Although it can be concluded from the trial that probably Calley had been the sacrificial lamb all along, it cannot be lost on humanity that what he did was damn wrong. Calley cannot justify his actions, whether they were orders or not. It reaches a point where any person would use his own instincts rather than just following orders. Therefore, Lt. Calley, whether following orders or not, should have been left to own up to his actions. President Nixon should have known this and let the law take its course.
“…far from being disturbed, professional officers knew that what had happened at My Lai could never be justified. The verdict “will help them to hold their heads high. The moral of an acquittal would have been that anything goes.”(Hammond)
Commuting Calley’s sentence in effect meant that other soldiers could repeat the same actions knowing very well that the authority will always come to their rescue. This was a bad precedence as other junior officers may use the superiors’ orders as justification for immoral actions like this.

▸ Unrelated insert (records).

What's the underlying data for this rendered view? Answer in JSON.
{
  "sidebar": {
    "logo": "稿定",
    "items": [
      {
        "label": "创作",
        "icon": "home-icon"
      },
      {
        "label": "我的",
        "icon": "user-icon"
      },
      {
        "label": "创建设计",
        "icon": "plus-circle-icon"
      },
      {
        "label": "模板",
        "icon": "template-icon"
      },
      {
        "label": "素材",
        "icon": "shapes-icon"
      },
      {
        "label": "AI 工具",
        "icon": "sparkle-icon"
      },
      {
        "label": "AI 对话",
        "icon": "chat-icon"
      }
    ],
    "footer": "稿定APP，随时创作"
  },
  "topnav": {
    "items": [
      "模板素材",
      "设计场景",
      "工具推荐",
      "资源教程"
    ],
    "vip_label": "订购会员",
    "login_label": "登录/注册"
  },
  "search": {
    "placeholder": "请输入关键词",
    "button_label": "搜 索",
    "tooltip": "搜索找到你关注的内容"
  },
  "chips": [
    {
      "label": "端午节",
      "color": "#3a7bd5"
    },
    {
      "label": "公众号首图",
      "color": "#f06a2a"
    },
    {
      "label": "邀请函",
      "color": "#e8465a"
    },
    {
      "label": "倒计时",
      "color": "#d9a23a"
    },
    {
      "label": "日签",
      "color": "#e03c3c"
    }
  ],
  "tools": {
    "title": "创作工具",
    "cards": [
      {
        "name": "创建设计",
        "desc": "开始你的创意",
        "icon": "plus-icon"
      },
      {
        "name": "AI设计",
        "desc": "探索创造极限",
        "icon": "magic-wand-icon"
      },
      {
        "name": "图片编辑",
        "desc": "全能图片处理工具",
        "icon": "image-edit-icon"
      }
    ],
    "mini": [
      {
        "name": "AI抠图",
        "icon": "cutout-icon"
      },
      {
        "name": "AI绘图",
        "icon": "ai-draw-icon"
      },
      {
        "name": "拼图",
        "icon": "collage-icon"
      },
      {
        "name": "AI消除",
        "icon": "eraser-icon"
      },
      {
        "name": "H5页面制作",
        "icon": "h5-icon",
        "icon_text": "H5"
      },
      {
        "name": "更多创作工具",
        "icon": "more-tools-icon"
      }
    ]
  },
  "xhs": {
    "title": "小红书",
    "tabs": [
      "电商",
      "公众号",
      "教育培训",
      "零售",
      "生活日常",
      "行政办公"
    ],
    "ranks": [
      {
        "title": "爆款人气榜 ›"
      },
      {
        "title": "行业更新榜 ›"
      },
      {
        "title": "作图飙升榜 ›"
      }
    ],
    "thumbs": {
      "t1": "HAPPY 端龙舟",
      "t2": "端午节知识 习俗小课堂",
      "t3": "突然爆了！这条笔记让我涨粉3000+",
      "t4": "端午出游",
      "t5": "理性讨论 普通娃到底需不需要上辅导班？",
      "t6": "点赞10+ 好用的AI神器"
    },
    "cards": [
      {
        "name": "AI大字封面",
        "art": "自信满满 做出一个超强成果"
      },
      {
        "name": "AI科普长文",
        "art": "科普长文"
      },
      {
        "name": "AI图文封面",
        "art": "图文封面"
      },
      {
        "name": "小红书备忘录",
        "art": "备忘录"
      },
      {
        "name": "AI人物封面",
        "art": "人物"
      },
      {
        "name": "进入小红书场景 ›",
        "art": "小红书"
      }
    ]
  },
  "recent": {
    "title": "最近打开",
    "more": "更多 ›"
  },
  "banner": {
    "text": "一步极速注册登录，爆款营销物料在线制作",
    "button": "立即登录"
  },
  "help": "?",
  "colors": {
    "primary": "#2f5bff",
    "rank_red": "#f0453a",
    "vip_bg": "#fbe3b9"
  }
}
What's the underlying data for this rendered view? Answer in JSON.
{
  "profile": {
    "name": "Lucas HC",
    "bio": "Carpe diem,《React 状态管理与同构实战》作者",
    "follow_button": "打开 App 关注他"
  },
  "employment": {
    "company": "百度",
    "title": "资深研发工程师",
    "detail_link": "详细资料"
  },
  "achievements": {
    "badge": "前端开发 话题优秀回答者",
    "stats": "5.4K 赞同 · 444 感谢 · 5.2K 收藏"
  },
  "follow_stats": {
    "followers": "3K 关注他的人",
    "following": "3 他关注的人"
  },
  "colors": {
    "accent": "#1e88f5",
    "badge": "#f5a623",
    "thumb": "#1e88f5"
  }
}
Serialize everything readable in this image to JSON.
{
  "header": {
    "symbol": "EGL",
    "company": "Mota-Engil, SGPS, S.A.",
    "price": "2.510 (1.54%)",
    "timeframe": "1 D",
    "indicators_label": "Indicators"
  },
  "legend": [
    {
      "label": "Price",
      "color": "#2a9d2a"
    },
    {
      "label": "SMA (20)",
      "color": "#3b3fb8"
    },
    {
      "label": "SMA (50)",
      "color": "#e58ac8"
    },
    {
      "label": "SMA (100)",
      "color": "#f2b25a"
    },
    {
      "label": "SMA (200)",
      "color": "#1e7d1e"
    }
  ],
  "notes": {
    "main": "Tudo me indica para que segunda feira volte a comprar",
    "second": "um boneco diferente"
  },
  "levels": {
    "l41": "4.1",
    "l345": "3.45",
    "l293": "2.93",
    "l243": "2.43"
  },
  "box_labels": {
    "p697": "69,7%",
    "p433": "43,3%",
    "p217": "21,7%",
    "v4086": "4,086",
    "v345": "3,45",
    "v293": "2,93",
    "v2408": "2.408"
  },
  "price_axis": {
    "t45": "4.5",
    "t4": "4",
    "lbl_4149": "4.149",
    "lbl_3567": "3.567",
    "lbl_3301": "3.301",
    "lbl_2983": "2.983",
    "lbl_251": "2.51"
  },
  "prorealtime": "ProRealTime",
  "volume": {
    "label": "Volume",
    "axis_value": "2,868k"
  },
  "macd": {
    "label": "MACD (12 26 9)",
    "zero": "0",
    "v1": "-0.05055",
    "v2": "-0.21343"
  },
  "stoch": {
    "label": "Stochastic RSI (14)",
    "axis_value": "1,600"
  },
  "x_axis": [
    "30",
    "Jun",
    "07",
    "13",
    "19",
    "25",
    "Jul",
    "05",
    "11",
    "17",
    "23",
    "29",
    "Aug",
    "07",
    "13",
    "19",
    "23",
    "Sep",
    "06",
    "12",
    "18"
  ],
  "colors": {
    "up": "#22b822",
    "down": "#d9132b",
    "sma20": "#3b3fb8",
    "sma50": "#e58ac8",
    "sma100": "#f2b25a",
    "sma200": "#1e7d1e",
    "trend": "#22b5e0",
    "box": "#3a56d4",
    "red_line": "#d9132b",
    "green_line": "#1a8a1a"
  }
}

President Nixon also erred when he let the public’s emotions influence his view of the massacre and Calley’s trial. Claiming that he had received many letters imploring him to acquit Calley he implies that he was under enormous pressure to commute the sentence. Well, the massacre was such a sensitive issue and reflected badly on the part of The USA. Therefore, rather than succumb to outside pressures he should have his own verdict.
The My Lai Massacre indeed shocked the world as it closely mirrored other inhuman acts like the Holocaust and Stalinism. As a result, the whole world had expected that the perpetrators should have been brought to book. However, the only perpetrator found guilty was acquitted. Was that to imply that America condones such beastly acts?
The judges were also confronted with some dilemmas during the trial and deliberations. We can conclude this since it took them almost a fortnight to come up with a verdict. At the time, the US Army Field Manual’s standard for determining guilt was if an officer understood that he/she should disobey all orders that called for the execution of unarmed citizens. Since this standard is applicable to all soldiers, it was not hard to convict the soldiers that failed to meet it. A soldier that would follow such orders is said to be of low grade. From this massacre it is clear that Calley was a low grade soldier, who just followed the orders. Such soldiers, the judges concurred, should be assessed by comparing their actions to how their counterparts with common grade would have done when given such orders. One judge indeed defended Calley by concluding that he was simply a low grade and he was merely following the orders as he had been trained. He deemed that Manual to be unfair to Calley and other low grade soldiers. He wanted the Manual to be changed to protect soldiers like Calley (TJSL).
The commanding officer during the massacre, Ernest Medina, is aid to be incompetent and harsh. Some soldiers described him as “a glory-hungry person…the kind of person who would have sacrificed all of us for his own personal advancement”. It is also revealed that he and Calley had a frosty relationship. That morning, it is believed to have given the soldiers vague commands especially on what they should do with women. This was the sole reason why some of the soldiers went on a killing spree (Restivo, 2006). The judges should surely have been faced with this dilemma. What would have happened to the soldiers who had not done what he desired? What about Calley specifically? Did he indeed order them to kill women and children?
During his defense, Calley says that he knew that he could be charged in a court martial if he refused to obey orders. He adds that if this disobedience happened when they are faced with the enemy, he could easily be punished by death. During his training, he was never told that he could disobey orders. If this indeed was true, the jury should have sympathized with his situation. Although he was wrong, probably he had been misled at the time of training (Restivo, 2006).
Lt. Calley’s trial elicits different emotions. It is a case between obedience to your superiors and plain common sense. In this situation, perhaps Calley should have trusted his instincts and use the latter.